> **ACTIVITY**
This exercise asks for every line of the material that contains the word "Thin".

> **DATA FOR THIS TASK**
----------------------------------------

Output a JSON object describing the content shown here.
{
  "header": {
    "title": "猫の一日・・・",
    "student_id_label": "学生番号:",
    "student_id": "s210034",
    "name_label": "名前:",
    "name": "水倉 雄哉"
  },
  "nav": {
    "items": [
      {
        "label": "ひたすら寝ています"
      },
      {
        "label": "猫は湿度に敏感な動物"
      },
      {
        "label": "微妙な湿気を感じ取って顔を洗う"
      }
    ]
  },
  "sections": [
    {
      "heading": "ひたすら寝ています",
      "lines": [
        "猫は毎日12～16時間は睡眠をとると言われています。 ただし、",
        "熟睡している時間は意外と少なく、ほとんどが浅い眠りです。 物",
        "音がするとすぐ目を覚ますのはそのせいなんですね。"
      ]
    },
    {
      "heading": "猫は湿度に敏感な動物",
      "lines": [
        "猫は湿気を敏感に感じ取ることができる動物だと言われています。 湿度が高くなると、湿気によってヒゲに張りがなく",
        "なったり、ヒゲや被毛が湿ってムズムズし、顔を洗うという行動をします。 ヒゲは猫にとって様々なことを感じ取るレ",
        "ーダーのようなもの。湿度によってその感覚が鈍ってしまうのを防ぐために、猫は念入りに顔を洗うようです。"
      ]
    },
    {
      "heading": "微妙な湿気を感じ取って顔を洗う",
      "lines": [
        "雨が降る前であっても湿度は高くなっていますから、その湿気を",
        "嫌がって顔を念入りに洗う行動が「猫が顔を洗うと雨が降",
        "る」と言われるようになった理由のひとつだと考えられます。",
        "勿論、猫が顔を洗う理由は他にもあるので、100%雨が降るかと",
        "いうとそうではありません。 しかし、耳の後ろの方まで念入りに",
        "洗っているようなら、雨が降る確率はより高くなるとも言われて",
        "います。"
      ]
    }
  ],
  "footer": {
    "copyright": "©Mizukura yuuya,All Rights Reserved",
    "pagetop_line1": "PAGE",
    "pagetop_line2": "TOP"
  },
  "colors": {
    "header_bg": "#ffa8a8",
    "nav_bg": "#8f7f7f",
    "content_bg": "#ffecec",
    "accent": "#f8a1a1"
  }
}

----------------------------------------

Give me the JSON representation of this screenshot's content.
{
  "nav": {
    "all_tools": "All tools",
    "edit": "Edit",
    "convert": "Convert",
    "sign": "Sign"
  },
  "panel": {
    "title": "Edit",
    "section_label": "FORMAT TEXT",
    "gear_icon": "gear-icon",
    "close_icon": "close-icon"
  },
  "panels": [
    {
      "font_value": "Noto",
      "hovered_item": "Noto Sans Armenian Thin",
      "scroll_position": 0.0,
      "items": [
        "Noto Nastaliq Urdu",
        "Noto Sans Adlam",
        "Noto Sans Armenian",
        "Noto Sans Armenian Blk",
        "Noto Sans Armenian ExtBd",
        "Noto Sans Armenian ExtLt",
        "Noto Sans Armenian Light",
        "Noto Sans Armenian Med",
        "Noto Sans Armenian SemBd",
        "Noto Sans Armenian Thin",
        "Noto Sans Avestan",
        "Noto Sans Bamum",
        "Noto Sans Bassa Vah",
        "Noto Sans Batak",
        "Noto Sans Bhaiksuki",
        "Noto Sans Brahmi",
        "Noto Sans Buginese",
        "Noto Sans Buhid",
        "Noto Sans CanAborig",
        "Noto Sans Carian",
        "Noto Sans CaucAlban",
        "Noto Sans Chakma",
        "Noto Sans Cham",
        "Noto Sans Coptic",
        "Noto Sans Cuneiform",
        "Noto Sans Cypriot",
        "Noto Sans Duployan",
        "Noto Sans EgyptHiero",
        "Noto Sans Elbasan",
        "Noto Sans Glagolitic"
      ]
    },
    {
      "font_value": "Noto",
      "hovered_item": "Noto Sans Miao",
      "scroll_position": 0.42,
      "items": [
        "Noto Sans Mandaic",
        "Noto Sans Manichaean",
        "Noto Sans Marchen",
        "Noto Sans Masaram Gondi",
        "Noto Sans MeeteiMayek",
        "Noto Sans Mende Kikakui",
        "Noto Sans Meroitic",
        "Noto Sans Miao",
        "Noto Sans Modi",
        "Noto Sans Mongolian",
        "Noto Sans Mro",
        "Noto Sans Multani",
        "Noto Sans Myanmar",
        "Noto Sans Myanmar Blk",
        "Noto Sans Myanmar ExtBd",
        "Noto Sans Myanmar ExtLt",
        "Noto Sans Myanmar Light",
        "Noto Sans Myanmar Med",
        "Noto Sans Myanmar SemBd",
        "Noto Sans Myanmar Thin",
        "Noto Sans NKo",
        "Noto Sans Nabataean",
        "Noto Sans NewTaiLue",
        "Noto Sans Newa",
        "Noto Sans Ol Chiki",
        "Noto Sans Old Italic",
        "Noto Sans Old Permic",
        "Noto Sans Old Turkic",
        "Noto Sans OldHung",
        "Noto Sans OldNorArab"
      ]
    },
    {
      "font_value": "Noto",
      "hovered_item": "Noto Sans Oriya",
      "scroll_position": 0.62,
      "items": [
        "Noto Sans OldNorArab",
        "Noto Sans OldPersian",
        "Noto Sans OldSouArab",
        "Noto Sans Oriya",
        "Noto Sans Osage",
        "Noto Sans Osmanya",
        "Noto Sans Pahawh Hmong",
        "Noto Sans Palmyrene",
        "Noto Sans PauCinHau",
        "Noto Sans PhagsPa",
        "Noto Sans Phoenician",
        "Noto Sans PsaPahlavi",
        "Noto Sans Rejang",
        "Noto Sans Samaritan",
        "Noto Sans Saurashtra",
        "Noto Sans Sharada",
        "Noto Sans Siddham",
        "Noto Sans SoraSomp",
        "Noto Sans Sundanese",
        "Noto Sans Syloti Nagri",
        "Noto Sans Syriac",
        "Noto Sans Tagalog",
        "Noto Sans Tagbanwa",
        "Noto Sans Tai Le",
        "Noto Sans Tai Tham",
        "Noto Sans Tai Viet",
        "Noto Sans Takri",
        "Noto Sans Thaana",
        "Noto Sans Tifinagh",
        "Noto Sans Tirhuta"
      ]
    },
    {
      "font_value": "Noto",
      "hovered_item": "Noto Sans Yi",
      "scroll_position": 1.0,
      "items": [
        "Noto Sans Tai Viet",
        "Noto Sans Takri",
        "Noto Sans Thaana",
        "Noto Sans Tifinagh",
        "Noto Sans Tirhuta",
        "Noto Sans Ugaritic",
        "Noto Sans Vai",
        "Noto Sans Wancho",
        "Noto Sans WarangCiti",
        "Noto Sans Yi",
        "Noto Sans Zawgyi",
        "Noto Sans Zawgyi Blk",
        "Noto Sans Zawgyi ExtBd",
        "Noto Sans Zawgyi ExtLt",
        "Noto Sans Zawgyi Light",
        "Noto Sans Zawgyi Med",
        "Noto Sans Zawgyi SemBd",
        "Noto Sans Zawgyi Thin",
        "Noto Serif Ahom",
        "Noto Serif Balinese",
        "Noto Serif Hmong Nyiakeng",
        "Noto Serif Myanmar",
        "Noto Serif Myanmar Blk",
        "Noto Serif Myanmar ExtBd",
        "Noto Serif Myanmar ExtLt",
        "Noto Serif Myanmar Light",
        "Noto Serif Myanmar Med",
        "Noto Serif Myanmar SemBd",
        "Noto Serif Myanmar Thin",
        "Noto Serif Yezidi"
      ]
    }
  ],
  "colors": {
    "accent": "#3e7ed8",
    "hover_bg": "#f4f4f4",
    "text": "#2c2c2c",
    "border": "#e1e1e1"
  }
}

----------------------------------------

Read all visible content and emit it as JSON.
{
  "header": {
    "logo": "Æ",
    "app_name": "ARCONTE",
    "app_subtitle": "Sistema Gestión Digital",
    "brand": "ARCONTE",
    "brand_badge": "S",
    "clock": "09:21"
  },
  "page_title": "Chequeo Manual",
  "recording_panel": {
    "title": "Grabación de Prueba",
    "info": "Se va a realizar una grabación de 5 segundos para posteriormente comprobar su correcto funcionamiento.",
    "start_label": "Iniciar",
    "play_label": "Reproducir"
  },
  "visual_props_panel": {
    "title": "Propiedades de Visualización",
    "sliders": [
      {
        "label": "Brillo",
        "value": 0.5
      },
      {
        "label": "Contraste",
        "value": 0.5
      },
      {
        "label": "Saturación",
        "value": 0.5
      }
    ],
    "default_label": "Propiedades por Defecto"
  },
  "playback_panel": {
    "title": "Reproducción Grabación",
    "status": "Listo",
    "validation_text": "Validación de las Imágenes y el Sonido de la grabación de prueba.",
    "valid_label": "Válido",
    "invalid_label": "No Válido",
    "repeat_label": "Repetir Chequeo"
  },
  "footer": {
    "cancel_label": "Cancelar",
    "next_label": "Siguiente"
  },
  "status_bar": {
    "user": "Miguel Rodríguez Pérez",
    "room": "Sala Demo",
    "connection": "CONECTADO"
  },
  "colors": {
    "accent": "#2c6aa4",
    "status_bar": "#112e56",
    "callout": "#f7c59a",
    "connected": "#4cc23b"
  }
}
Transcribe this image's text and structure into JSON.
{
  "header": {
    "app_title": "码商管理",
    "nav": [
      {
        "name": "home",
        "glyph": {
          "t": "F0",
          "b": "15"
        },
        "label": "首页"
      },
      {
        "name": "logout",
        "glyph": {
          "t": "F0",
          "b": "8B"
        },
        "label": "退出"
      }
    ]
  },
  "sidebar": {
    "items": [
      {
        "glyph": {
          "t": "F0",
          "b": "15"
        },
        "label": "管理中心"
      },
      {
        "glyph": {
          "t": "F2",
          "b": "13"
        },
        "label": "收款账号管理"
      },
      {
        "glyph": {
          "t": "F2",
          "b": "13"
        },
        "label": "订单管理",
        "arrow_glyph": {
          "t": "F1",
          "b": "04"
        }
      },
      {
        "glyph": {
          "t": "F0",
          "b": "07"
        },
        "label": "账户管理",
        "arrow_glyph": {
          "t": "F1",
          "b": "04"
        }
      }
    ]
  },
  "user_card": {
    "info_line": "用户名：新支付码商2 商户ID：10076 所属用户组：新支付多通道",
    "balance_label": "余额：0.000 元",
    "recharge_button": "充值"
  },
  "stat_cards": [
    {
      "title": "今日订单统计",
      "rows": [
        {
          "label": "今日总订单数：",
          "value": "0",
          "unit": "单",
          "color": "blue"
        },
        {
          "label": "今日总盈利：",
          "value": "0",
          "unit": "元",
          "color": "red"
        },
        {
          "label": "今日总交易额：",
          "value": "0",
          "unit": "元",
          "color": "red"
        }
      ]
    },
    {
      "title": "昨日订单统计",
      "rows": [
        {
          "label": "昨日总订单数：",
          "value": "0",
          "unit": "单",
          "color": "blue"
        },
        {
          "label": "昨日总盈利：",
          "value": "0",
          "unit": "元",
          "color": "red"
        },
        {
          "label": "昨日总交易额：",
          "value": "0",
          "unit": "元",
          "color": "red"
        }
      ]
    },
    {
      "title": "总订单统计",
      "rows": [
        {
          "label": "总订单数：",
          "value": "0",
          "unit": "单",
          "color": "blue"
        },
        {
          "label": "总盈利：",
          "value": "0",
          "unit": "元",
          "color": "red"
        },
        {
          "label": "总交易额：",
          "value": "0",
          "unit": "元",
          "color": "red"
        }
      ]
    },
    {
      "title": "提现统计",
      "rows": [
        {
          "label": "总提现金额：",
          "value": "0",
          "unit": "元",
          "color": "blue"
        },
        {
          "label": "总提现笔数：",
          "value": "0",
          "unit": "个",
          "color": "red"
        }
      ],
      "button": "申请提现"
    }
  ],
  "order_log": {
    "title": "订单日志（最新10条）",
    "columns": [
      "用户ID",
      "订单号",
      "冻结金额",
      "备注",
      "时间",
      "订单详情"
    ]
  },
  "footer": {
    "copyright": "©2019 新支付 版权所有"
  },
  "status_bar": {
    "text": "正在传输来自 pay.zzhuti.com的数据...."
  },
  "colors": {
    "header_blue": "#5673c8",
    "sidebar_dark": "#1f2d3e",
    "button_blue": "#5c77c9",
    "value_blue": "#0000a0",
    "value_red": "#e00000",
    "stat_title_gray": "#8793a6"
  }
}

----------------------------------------

> **WRITTEN ANSWER**
      "hovered_item": "Noto Sans Armenian Thin",
        "Noto Sans Armenian Thin",
        "Noto Sans Myanmar Thin",
        "Noto Sans Zawgyi Thin",
        "Noto Serif Myanmar Thin",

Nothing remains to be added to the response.